Many may say the the word comes from Mexico just like the corn, but there is no specific evidence to conclude so.

What I’ve learnt by reading and researching is that many say the tamales date from the Spanish colonization in the XV and XVI centuries. Stories tell about slaves who used to take leftovers of the ingredients used to cook wrapped in leafs to their homes.

In the book “La Lenta Emergencia de la Comida Mexicana. Ambiguedades Criollas, 1750-1800” by José Luis Juárez López the author refers to the book “Historia Antigua de México” by Mariano Veytia which talks about a very known food specially used by the indigenous inhabitants. The author describes the food as small “pastelillos o cubiletes” made with corn dough filled with meat and fish in round form, wrapped in corn leafs and cooked in a clay pot without water.

The Peruvian anthropologist Humberto Rodríguez Pastor describes the tamale as an Afro-Peruvian legacy in his book “La Vida en el Entorno del Tamal Peruano” which translates the life surrounding the Peruvian tamal. The author talks about the tamale being introduced in Peru with the arrival of the Spaniards who came with their slaves, originally from the Atlantic coast in the African continent.

Make Tamales

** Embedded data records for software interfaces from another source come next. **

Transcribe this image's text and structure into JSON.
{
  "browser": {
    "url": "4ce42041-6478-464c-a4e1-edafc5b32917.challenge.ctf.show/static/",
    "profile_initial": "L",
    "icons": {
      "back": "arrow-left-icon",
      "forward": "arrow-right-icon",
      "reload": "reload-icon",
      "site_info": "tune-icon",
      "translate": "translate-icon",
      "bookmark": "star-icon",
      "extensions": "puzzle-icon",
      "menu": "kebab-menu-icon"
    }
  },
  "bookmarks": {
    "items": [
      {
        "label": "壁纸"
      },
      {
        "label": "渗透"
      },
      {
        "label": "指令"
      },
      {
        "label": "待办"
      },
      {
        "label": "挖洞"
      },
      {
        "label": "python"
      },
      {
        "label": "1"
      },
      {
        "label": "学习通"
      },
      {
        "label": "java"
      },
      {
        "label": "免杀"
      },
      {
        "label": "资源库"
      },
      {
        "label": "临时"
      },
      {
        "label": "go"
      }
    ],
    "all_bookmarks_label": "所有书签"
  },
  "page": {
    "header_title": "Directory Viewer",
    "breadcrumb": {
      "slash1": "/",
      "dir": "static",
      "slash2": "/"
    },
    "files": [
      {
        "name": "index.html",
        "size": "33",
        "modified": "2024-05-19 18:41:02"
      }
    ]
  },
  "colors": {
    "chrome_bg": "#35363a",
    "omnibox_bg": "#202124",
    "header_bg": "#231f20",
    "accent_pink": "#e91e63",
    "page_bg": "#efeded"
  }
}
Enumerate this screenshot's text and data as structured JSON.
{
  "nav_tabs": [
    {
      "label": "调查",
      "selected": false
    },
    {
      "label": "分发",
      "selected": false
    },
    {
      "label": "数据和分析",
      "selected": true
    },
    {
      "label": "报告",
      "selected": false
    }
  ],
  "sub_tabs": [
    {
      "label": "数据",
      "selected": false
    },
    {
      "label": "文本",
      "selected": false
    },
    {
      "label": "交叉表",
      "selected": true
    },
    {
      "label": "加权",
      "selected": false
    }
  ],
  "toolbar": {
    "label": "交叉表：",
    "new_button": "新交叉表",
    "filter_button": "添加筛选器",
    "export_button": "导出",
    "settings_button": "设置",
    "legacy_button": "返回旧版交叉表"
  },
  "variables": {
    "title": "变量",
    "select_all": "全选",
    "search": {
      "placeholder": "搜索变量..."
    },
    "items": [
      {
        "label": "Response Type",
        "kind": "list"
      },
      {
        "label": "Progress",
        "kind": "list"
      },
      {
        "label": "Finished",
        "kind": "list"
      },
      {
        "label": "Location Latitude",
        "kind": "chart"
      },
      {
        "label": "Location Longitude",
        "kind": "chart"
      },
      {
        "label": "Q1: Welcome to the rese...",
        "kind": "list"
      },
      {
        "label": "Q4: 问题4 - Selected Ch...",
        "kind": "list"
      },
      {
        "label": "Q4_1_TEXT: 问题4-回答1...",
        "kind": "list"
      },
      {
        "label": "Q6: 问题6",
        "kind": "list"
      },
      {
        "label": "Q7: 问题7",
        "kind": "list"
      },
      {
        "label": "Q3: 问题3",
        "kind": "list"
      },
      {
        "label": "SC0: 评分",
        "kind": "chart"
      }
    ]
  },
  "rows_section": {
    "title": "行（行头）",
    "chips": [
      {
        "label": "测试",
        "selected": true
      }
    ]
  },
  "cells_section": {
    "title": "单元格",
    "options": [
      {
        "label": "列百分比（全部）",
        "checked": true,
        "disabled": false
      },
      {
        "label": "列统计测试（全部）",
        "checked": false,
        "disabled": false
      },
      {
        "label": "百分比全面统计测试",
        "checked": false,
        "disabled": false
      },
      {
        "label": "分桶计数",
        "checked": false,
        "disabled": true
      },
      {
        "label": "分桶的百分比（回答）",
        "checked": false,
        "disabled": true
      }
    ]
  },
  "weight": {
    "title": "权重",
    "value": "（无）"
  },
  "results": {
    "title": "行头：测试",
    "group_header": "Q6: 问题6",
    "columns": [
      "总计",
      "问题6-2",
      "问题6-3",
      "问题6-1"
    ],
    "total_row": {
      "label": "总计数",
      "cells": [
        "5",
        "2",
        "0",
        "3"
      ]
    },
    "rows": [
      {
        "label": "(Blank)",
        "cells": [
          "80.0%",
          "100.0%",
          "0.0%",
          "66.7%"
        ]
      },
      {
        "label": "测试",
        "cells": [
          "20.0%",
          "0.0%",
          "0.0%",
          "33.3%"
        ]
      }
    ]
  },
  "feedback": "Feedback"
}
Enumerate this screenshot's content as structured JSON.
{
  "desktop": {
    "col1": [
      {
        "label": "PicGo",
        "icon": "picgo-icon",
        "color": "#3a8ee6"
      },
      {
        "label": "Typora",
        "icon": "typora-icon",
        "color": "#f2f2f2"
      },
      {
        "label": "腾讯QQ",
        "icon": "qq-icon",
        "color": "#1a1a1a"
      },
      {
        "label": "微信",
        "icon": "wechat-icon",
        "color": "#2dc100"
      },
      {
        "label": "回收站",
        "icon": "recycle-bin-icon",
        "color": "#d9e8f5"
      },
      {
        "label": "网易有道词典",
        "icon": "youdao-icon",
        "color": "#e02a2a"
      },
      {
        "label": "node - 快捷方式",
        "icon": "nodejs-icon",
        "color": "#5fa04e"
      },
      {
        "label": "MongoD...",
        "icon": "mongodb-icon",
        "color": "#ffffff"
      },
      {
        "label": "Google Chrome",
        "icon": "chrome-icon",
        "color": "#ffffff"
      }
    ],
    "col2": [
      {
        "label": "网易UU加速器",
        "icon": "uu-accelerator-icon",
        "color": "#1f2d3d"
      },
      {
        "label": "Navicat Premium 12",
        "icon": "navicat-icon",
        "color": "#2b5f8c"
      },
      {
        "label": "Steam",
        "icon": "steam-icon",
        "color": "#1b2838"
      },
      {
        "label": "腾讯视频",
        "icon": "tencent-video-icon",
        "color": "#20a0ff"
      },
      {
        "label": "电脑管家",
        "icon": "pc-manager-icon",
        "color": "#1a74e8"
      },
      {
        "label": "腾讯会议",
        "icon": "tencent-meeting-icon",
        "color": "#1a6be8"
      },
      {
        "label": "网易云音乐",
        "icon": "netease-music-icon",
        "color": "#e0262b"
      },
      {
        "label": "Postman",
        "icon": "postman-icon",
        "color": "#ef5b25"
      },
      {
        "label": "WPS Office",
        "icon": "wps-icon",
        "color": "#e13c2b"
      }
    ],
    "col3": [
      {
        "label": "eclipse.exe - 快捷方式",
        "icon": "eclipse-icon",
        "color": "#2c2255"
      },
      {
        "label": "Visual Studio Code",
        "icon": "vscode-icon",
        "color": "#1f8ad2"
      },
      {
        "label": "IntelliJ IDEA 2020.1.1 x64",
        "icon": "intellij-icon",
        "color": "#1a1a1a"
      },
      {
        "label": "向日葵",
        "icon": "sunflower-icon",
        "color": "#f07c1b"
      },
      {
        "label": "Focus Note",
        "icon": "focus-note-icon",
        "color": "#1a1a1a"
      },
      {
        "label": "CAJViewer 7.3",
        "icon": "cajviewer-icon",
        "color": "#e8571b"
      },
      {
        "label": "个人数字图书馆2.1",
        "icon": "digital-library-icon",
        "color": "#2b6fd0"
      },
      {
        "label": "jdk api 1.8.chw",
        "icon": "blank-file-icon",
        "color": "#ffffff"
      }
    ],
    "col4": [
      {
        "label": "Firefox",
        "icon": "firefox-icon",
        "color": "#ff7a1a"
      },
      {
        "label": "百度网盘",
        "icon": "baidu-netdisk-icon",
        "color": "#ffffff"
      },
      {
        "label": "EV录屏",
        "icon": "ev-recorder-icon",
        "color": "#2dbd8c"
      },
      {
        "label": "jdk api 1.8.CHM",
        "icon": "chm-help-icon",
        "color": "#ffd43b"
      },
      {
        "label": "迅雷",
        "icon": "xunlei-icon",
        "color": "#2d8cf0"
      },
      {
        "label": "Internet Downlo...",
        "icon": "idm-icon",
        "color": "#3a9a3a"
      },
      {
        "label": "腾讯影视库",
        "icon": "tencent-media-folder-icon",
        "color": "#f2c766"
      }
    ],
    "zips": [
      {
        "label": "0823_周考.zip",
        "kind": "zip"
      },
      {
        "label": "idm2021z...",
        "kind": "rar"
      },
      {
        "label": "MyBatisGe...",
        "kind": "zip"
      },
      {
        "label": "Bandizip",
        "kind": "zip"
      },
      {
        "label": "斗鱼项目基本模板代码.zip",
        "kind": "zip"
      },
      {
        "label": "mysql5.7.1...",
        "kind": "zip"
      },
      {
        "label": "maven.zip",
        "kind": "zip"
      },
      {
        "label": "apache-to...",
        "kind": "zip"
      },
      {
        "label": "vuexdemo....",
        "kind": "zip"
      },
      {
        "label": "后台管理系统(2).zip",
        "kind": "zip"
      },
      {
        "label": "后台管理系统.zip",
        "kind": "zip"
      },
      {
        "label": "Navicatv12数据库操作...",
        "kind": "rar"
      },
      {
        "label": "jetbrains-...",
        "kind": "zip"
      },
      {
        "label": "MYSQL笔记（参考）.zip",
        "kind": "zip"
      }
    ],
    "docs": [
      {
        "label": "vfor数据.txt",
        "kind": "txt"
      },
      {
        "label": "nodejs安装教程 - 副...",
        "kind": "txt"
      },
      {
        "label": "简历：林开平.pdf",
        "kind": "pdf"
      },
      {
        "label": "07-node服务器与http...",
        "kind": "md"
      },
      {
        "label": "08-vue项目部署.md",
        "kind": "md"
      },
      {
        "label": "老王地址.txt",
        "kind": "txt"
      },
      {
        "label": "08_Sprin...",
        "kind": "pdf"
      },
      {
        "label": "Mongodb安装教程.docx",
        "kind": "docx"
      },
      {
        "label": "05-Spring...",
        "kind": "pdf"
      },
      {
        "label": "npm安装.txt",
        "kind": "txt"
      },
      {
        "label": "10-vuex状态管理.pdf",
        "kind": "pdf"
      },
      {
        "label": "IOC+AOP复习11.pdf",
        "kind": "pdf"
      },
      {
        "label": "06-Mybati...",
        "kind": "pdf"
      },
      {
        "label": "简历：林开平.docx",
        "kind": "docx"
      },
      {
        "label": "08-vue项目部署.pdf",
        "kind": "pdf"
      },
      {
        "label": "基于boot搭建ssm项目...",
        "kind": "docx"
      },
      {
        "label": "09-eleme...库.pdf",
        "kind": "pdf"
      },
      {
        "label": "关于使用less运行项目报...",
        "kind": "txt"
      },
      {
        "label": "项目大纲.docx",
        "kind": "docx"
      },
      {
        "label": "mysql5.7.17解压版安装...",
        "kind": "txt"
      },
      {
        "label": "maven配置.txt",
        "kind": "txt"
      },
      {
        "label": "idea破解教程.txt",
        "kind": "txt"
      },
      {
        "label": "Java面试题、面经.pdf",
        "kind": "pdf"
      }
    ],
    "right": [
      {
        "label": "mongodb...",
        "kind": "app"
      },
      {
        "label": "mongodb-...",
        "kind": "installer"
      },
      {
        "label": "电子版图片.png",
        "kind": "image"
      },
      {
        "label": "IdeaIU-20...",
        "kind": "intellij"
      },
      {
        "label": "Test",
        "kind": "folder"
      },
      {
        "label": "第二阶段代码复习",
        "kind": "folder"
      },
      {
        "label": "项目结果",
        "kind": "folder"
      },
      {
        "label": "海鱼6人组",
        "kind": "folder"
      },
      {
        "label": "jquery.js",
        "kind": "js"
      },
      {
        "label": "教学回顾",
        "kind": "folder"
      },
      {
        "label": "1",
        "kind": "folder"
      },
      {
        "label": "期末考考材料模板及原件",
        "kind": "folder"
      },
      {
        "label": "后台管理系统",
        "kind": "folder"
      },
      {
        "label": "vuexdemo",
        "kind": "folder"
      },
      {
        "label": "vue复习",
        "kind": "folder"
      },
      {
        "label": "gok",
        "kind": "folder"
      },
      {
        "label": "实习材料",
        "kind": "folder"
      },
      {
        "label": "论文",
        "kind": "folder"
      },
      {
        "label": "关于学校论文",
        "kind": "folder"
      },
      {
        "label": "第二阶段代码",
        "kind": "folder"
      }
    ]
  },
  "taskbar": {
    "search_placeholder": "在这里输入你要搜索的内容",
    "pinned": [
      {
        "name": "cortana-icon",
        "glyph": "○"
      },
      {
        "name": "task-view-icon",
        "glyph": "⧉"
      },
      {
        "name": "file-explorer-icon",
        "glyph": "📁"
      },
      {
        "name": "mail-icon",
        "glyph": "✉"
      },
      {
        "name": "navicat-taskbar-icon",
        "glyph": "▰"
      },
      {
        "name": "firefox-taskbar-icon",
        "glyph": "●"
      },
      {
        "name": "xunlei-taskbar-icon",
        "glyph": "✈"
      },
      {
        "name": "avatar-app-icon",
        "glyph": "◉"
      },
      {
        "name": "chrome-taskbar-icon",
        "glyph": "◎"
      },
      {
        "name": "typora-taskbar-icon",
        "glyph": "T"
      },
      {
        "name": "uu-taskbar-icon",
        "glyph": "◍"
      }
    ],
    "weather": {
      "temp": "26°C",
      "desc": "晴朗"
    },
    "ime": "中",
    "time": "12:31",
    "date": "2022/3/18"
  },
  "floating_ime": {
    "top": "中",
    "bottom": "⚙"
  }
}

Now that we know a bit more of the history of tamales lets Make Tamales with Sandra Vasquez. Follow the simple recipes and enjoy authentic Mexican tamales. Sandra Vasquez shared some of her recipes with us and helped us in the process.